*** Supplied data Section Begins ***

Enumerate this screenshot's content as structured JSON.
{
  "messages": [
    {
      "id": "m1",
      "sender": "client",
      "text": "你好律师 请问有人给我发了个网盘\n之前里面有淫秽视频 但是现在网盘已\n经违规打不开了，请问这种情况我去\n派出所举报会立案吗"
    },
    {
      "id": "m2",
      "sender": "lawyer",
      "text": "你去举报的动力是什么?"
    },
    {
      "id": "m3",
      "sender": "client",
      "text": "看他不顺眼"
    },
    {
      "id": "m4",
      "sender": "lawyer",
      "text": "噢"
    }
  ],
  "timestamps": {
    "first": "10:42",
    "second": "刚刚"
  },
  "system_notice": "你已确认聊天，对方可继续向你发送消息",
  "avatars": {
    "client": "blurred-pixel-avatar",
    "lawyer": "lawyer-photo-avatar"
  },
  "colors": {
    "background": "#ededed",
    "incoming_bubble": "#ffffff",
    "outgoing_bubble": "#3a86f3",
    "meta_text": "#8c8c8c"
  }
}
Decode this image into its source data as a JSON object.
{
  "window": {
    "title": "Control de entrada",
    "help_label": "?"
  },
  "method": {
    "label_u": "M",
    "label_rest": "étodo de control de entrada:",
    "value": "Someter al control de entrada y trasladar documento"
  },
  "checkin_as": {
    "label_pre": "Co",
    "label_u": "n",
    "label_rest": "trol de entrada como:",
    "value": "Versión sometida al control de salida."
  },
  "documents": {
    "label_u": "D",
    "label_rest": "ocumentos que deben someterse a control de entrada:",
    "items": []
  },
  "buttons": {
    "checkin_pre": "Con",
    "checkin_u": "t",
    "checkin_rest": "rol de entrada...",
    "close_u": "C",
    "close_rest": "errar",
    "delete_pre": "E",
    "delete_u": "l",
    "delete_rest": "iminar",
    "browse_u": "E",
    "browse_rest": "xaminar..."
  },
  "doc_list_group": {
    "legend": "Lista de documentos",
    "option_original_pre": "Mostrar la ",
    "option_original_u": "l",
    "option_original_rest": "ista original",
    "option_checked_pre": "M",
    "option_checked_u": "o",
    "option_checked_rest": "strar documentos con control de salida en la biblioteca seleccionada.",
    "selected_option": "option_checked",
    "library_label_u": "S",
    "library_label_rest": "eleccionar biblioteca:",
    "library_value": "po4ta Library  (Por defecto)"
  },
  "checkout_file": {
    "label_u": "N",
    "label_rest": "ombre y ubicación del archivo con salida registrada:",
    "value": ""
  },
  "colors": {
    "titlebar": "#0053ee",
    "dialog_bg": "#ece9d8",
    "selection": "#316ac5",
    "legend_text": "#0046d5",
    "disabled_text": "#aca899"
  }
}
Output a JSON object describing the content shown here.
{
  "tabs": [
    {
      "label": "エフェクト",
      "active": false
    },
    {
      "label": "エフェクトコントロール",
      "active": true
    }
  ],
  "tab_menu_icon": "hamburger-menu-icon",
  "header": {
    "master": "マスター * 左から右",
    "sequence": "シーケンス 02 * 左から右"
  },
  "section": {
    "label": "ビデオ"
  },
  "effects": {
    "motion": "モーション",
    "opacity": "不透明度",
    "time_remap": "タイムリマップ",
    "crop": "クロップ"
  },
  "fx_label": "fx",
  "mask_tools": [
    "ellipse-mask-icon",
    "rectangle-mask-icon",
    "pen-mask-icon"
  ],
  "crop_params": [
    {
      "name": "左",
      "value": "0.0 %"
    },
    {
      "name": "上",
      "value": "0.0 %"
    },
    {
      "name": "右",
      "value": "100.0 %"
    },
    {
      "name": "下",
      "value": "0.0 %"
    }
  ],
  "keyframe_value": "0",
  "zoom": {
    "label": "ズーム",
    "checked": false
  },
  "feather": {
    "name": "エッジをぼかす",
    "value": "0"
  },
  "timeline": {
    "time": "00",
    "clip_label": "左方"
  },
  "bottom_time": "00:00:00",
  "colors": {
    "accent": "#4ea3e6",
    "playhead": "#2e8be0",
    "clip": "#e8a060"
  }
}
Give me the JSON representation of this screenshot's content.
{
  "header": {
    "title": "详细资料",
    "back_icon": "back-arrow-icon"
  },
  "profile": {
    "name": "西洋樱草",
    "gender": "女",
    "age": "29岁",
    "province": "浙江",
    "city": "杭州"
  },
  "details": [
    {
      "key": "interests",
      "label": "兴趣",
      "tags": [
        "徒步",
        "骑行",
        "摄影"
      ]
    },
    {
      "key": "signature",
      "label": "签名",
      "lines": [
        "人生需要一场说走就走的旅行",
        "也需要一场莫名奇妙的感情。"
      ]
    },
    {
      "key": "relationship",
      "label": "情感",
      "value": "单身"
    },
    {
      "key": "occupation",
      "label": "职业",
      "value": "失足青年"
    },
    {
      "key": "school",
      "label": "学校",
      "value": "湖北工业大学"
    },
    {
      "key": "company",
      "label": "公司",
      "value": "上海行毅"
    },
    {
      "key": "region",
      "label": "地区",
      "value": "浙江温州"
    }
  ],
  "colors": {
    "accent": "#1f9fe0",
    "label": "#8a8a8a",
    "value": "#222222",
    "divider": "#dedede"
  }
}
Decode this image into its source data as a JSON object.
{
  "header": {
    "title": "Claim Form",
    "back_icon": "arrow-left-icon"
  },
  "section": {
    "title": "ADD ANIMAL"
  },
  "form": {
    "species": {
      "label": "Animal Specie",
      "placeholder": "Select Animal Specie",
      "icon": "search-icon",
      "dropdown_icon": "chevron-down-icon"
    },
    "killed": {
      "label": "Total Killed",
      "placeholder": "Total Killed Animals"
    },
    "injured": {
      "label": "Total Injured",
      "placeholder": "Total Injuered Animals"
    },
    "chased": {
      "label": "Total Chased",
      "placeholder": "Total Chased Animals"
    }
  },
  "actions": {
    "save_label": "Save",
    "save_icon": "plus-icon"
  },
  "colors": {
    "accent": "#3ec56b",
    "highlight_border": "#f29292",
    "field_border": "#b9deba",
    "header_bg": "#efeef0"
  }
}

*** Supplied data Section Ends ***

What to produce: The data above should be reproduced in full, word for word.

Reply:
Enumerate this screenshot's content as structured JSON.
{
  "messages": [
    {
      "id": "m1",
      "sender": "client",
      "text": "你好律师 请问有人给我发了个网盘\n之前里面有淫秽视频 但是现在网盘已\n经违规打不开了，请问这种情况我去\n派出所举报会立案吗"
    },
    {
      "id": "m2",
      "sender": "lawyer",
      "text": "你去举报的动力是什么?"
    },
    {
      "id": "m3",
      "sender": "client",
      "text": "看他不顺眼"
    },
    {
      "id": "m4",
      "sender": "lawyer",
      "text": "噢"
    }
  ],
  "timestamps": {
    "first": "10:42",
    "second": "刚刚"
  },
  "system_notice": "你已确认聊天，对方可继续向你发送消息",
  "avatars": {
    "client": "blurred-pixel-avatar",
    "lawyer": "lawyer-photo-avatar"
  },
  "colors": {
    "background": "#ededed",
    "incoming_bubble": "#ffffff",
    "outgoing_bubble": "#3a86f3",
    "meta_text": "#8c8c8c"
  }
}
Decode this image into its source data as a JSON object.
{
  "window": {
    "title": "Control de entrada",
    "help_label": "?"
  },
  "method": {
    "label_u": "M",
    "label_rest": "étodo de control de entrada:",
    "value": "Someter al control de entrada y trasladar documento"
  },
  "checkin_as": {
    "label_pre": "Co",
    "label_u": "n",
    "label_rest": "trol de entrada como:",
    "value": "Versión sometida al control de salida."
  },
  "documents": {
    "label_u": "D",
    "label_rest": "ocumentos que deben someterse a control de entrada:",
    "items": []
  },
  "buttons": {
    "checkin_pre": "Con",
    "checkin_u": "t",
    "checkin_rest": "rol de entrada...",
    "close_u": "C",
    "close_rest": "errar",
    "delete_pre": "E",
    "delete_u": "l",
    "delete_rest": "iminar",
    "browse_u": "E",
    "browse_rest": "xaminar..."
  },
  "doc_list_group": {
    "legend": "Lista de documentos",
    "option_original_pre": "Mostrar la ",
    "option_original_u": "l",
    "option_original_rest": "ista original",
    "option_checked_pre": "M",
    "option_checked_u": "o",
    "option_checked_rest": "strar documentos con control de salida en la biblioteca seleccionada.",
    "selected_option": "option_checked",
    "library_label_u": "S",
    "library_label_rest": "eleccionar biblioteca:",
    "library_value": "po4ta Library  (Por defecto)"
  },
  "checkout_file": {
    "label_u": "N",
    "label_rest": "ombre y ubicación del archivo con salida registrada:",
    "value": ""
  },
  "colors": {
    "titlebar": "#0053ee",
    "dialog_bg": "#ece9d8",
    "selection": "#316ac5",
    "legend_text": "#0046d5",
    "disabled_text": "#aca899"
  }
}
Output a JSON object describing the content shown here.
{
  "tabs": [
    {
      "label": "エフェクト",
      "active": false
    },
    {
      "label": "エフェクトコントロール",
      "active": true
    }
  ],
  "tab_menu_icon": "hamburger-menu-icon",
  "header": {
    "master": "マスター * 左から右",
    "sequence": "シーケンス 02 * 左から右"
  },
  "section": {
    "label": "ビデオ"
  },
  "effects": {
    "motion": "モーション",
    "opacity": "不透明度",
    "time_remap": "タイムリマップ",
    "crop": "クロップ"
  },
  "fx_label": "fx",
  "mask_tools": [
    "ellipse-mask-icon",
    "rectangle-mask-icon",
    "pen-mask-icon"
  ],
  "crop_params": [
    {
      "name": "左",
      "value": "0.0 %"
    },
    {
      "name": "上",
      "value": "0.0 %"
    },
    {
      "name": "右",
      "value": "100.0 %"
    },
    {
      "name": "下",
      "value": "0.0 %"
    }
  ],
  "keyframe_value": "0",
  "zoom": {
    "label": "ズーム",
    "checked": false
  },
  "feather": {
    "name": "エッジをぼかす",
    "value": "0"
  },
  "timeline": {
    "time": "00",
    "clip_label": "左方"
  },
  "bottom_time": "00:00:00",
  "colors": {
    "accent": "#4ea3e6",
    "playhead": "#2e8be0",
    "clip": "#e8a060"
  }
}
Give me the JSON representation of this screenshot's content.
{
  "header": {
    "title": "详细资料",
    "back_icon": "back-arrow-icon"
  },
  "profile": {
    "name": "西洋樱草",
    "gender": "女",
    "age": "29岁",
    "province": "浙江",
    "city": "杭州"
  },
  "details": [
    {
      "key": "interests",
      "label": "兴趣",
      "tags": [
        "徒步",
        "骑行",
        "摄影"
      ]
    },
    {
      "key": "signature",
      "label": "签名",
      "lines": [
        "人生需要一场说走就走的旅行",
        "也需要一场莫名奇妙的感情。"
      ]
    },
    {
      "key": "relationship",
      "label": "情感",
      "value": "单身"
    },
    {
      "key": "occupation",
      "label": "职业",
      "value": "失足青年"
    },
    {
      "key": "school",
      "label": "学校",
      "value": "湖北工业大学"
    },
    {
      "key": "company",
      "label": "公司",
      "value": "上海行毅"
    },
    {
      "key": "region",
      "label": "地区",
      "value": "浙江温州"
    }
  ],
  "colors": {
    "accent": "#1f9fe0",
    "label": "#8a8a8a",
    "value": "#222222",
    "divider": "#dedede"
  }
}
Decode this image into its source data as a JSON object.
{
  "header": {
    "title": "Claim Form",
    "back_icon": "arrow-left-icon"
  },
  "section": {
    "title": "ADD ANIMAL"
  },
  "form": {
    "species": {
      "label": "Animal Specie",
      "placeholder": "Select Animal Specie",
      "icon": "search-icon",
      "dropdown_icon": "chevron-down-icon"
    },
    "killed": {
      "label": "Total Killed",
      "placeholder": "Total Killed Animals"
    },
    "injured": {
      "label": "Total Injured",
      "placeholder": "Total Injuered Animals"
    },
    "chased": {
      "label": "Total Chased",
      "placeholder": "Total Chased Animals"
    }
  },
  "actions": {
    "save_label": "Save",
    "save_icon": "plus-icon"
  },
  "colors": {
    "accent": "#3ec56b",
    "highlight_border": "#f29292",
    "field_border": "#b9deba",
    "header_bg": "#efeef0"
  }
}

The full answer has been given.